In Biden’s native state of Delaware, disputes over voting procedures have brought the U.S. Constitution into question.
A person is permitted to vote absentee if he or she is unable to get to the polls on Election Day due to public service, business, or vocation. Also permitted to vote absentee are spouses and dependents who reside with or accompany someone in these situations. Other exceptions include sickness or physical infirmity, vacation, and a person’s religious beliefs or teachings.
The office of the attorney general contended that voting by mail is not absentee voting. Nonetheless, it asserted that the constitution’s clause on absentee voting does not prevent the General Assembly from permitting universal voting by mail.
In 2020, when MPs utilized their emergency powers to enable universal voting by mail due to the coronavirus outbreak, they clearly stated that the constitution’s list of absentee voting grounds is “exhaustive,” indicating that no further justifications are permitted. Invoking their emergency powers, they also accepted that they must comply with the Constitution unless doing so would be “impractical” or entail excessive delay. They then determined that complying with the absentee voting clause of the constitution would be “impracticable.”
The registration period for a general election cannot commence more than 120 days or fewer than 60 days before the election, according to the Constitution. Additionally, it cannot conclude more than 20 days or fewer than 10 days prior to the election.

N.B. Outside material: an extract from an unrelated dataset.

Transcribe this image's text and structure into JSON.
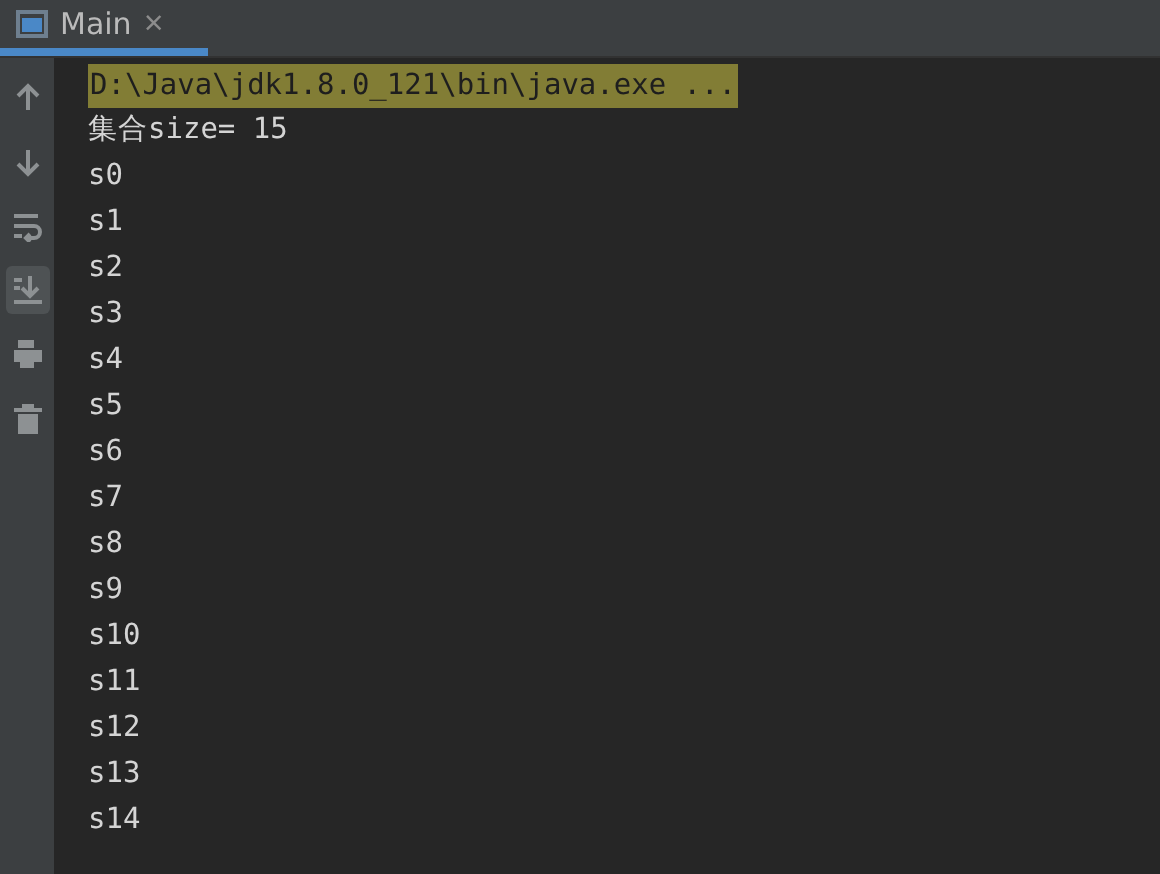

Vice Chancellor Nathan Cook upheld the same-day registration statute in Delaware last month, but ruled that the vote-by-mail bill, which Democrats hurried through the General Assembly in less than three weeks, violates constitutional prohibitions on absentee voting. Each bill received exactly one Republican vote in June and was signed into law by Democratic Governor John Carney in July.
Kathleen Jennings, the Democratic attorney general, appealed Cook’s decision invalidating the vote-by-mail statute. Cook’s ruling maintaining same-day registration was challenged by Republican attorneys representing voters, a candidate for the state house, and a Department of Elections staffer.
Friday, the Supreme Court of Delaware declared that new state rules permitting universal voting by mail and registration on Election Day are unconstitutional.
In a three-page opinion, the judges ruled that Delaware’s vote-by-mail act impermissibly increases the categories of absentee voters listed in the state’s constitution. They stated that the same-day registration regulation violates with the registration periods outlined in the constitution.
More on this story via The Republic Brief:
The Supreme Court upheld Cook’s ruling on the vote-by-mail law but said his decision allowing same-day registration should be reversed.
“I am very pleased the court recognized that the language of the constitution really matters. This is a win for the rule of law,” said state Republican Party chair and former attorney general Jane Brady. Brady and Georgetown lawyer Julianne Murray, the GOP nominee for attorney general, represented plaintiffs challenging the new laws. CONTINUE READING…